As per practice, once a CAG report is submitted, a copy sent to the President and one copy forwarded to the finance ministry, the government decides on the date and time of its tabling before Parliament, sometimes delayed by months. After tabling in Parliament, CAG reports are sent to the Public Accounts Committee (PAC), headed by the Opposition leader, for evaluation and further inquiries, if needed. At present Congress leader, Mallikarjun Kharge is the PAC chairman.
The federal auditor has conducted a thorough review of the Rafale deal, the process has taken more than a year, and has gone into its pricing, request for proposals received from competitors, if any, and comparative pricing of other fighter jets available globally.
The government to government Rafale deal was signed on September 23, 2016, for the purchase of 36 Rafale fighter planes in flyaway condition along with weaponry and maintenance contract. The CAG is also likely to look into a 50% offset contract given to private parties in India by Dassault, the French maker of the aircraft.
Soon after the deal was signed, the NDA government had informed Parliament in response to a written question that each of the Rafale jets would cost the government approximately Rs 670 crore.
Meanwhile, alleging a conflict of interest, the Congress on Sunday requested Comptroller and Auditor General (CAG) Rajiv Mehrishi to recuse himself from auditing the deal to purchase 36 Rafale fighter aircraft as he, as the then finance secretary, was part of the negotiations.
The opposition party also said that it would be improper on the part of Mehrishi to present the report in Parliament.

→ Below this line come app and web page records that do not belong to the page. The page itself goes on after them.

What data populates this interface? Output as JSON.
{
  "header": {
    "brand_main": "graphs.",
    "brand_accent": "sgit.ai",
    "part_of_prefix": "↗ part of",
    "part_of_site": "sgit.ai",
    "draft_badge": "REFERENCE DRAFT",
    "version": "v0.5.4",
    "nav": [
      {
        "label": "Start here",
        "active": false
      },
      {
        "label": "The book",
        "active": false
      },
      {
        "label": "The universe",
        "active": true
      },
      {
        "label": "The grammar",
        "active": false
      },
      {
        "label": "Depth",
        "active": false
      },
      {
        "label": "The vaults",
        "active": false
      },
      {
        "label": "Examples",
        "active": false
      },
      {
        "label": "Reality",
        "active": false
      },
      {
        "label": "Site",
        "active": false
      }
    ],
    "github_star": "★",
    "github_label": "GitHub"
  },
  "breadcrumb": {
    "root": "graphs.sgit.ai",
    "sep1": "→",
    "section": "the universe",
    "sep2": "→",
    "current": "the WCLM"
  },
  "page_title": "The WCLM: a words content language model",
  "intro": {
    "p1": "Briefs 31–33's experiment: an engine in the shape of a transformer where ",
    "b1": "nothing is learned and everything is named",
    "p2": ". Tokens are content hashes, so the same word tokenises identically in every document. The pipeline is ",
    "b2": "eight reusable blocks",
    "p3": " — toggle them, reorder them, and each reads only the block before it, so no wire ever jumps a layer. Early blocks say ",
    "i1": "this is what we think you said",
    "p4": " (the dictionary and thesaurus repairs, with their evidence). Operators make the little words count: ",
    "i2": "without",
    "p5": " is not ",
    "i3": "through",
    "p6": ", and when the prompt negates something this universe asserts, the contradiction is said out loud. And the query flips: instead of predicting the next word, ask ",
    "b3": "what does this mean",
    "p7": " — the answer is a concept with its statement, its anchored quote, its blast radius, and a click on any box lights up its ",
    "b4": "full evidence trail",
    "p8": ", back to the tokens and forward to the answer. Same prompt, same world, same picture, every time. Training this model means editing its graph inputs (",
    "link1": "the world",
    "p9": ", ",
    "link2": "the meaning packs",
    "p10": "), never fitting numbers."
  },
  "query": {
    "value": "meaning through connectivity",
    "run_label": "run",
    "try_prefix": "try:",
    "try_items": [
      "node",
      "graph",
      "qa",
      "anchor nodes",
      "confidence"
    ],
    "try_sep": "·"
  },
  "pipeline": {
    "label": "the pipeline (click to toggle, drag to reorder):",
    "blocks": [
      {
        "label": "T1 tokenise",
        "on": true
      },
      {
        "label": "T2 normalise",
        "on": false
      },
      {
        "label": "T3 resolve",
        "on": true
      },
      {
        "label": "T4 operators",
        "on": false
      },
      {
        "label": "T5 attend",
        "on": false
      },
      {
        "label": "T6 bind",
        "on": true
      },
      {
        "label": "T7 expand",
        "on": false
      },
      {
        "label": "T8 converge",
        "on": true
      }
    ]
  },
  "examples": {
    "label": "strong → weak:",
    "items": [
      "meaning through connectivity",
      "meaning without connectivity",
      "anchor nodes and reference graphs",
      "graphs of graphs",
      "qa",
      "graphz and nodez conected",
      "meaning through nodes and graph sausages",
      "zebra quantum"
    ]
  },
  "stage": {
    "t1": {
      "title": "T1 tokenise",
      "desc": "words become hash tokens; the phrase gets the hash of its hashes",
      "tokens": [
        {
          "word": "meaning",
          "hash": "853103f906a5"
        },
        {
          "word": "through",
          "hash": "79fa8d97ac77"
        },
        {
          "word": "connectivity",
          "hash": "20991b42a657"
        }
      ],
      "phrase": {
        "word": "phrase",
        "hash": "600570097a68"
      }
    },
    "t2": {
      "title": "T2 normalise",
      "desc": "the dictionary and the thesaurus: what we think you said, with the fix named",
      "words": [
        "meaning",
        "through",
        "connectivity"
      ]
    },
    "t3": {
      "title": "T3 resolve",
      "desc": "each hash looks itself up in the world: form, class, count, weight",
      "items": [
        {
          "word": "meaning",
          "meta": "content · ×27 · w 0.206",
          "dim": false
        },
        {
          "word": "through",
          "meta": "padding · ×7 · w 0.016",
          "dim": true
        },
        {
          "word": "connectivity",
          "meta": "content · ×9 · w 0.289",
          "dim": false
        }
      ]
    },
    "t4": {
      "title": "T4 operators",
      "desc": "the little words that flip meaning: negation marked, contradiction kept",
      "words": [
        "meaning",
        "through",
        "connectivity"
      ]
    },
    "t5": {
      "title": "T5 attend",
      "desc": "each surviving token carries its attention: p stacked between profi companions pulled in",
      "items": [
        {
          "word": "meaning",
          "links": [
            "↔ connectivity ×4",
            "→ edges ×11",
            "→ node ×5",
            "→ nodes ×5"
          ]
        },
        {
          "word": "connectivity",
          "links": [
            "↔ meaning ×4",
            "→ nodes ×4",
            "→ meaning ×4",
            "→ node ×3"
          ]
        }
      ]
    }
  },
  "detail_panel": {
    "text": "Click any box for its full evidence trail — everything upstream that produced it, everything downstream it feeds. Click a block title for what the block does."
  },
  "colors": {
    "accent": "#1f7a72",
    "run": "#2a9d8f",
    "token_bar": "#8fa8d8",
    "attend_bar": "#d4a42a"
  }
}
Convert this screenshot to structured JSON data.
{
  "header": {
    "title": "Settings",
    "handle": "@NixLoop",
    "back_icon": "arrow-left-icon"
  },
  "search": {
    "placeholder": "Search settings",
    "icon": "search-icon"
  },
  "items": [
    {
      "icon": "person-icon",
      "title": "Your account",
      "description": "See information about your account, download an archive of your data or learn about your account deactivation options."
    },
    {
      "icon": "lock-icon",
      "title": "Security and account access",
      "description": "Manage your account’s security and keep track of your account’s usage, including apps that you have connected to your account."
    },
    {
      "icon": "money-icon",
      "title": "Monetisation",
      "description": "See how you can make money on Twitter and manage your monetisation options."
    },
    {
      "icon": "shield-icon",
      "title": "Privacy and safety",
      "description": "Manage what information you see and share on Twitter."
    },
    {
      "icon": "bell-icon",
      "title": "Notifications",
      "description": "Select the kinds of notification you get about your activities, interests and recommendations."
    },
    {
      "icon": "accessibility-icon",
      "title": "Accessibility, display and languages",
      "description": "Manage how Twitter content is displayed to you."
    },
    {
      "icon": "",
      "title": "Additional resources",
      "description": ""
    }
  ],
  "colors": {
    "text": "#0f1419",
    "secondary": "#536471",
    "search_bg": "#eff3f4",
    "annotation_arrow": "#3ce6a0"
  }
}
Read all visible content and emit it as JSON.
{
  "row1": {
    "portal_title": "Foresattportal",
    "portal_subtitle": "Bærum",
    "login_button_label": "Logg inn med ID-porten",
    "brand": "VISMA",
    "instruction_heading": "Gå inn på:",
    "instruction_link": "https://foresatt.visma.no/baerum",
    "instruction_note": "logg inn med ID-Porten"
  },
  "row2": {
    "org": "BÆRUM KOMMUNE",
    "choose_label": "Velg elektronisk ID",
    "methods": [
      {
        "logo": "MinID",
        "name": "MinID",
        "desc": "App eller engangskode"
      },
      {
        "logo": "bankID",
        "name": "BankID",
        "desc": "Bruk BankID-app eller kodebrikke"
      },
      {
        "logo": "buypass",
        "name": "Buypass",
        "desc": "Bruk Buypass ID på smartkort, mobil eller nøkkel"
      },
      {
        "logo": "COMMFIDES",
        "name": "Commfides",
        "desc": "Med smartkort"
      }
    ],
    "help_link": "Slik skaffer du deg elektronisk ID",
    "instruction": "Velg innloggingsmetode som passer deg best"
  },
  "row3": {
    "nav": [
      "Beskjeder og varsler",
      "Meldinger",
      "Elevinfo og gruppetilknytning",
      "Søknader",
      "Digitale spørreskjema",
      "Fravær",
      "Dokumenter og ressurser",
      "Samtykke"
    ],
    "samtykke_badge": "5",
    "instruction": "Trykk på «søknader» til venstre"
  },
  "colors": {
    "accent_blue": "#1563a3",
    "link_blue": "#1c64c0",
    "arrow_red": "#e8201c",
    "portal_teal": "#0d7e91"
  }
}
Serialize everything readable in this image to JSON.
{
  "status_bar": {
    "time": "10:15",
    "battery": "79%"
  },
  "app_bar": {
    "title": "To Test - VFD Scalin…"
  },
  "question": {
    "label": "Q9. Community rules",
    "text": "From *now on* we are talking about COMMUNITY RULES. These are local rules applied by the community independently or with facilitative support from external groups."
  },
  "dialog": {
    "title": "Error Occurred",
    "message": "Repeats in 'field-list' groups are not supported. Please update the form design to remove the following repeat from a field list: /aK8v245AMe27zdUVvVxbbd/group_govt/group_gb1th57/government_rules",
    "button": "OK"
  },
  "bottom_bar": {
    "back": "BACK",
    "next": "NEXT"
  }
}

In a press statement, the Congress has alleged that the government compromised “national interest” and “national security” in the purchase of the 36 aircraft and said the CAG has a constitutional and statutory duty to undertake a forensic audit of all defence contracts, including the Rafale deal.
Senior Congress leader Kapil Sibal told reporters that Mehrishi was the finance secretary from October 24, 2014, to August 30, 2015, and in between Prime Minister Narendra Modi went to Paris on April 10, 2015, and announced the signing of the Rafale deal.
“He obviously cannot probe decisions he took as finance secretary. He will protect himself first and then his government. There cannot be a bigger conflict of interest than this,” he said.